A graduate in Arabic literature and philosophy from the University of Kuwait, Al Mutawaa’s first foray into writing was through winning a string of local short story and poetry competitions.
After the good local reception to his debut 2017 novel Turab, Al Mutawaa was content to potter around and work various jobs until the next idea came along.
The difference between children’s books and literature
The story of a young concrete mixer rebelling against family tradition came to him slowly while working in the Takween Library in Kuwait.
“While I was there I began to really take a keen interest in children’s literature,” he says. “I was reading a lot of works by the Australian writer Shaun Tan. His book The Red Tree moved me in a way I never experienced before. I also loved how children’s books appeal on a number of levels. They are built in layers where the story is at the heart, and the bigger issues are on top of each other.”
While the initial plot of I Dream of Being a Concrete Mixer is benign enough, the book delves into issues that strike at the heart of many families from the region. They range from family, respect and using construction and demolitions of building as metaphors for effective parenting.

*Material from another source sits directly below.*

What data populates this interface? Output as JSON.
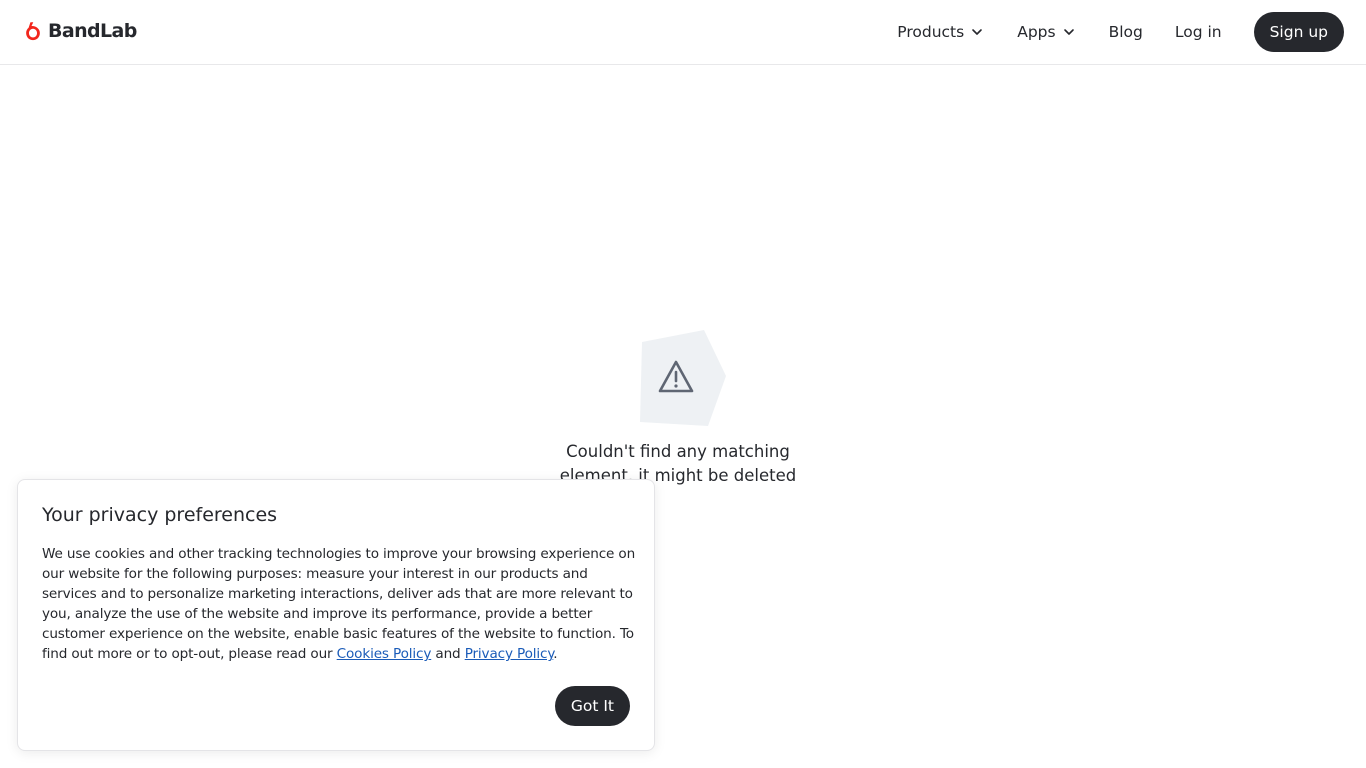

The book’s light-hearted humour and colourful characters, which include other vehicles such as diggers and one chirpy bulldozer, disguises its plea to parents to nurture their children’s talents.
“And I think this kind of approach is what differentiates children’s literature from children’s books,” Al Mutawaa says. “While there is nothing wrong with them in general, children’s books are more concerned about teaching kids skills or behaviours. Children’s literature, on the other hand, is more about the story itself and how that gives birth to other subtle topics.”
Al Mutawaa has seen first-hand the joy and effect in seeing children delving into the deeper themes of children’s books.
“At the library, I would pay close attention to how the children reacted when we had story sessions,” he says. “Some respond first to the visuals of the story, others to how the story is presented by the narrator, while some immediately look for things that stand out. It is a beautiful and powerful thing to see that. It shows what this artistic field can offer to society.”
And the Arab reading market appetite for such stories is increasing. A particular driver of this growth is the Sheikh Zayed Book Award for children’s literature, which gives the winning title the kind of boost any author would dream off.
As for Al Mutawaa himself, the award gave him and other children’s writers in Kuwait the respect that has eluded them.
“A lot of cultural organisations from Kuwait reached out to me because of the award,” he says. “We are discussing developing programs to encourage reading amongst children. I immediately agreed, of course, as this is always what I wanted to do.”
More information on the 2019 Sheikh Zayed Book Award winners can be found on www.zayedaward.ae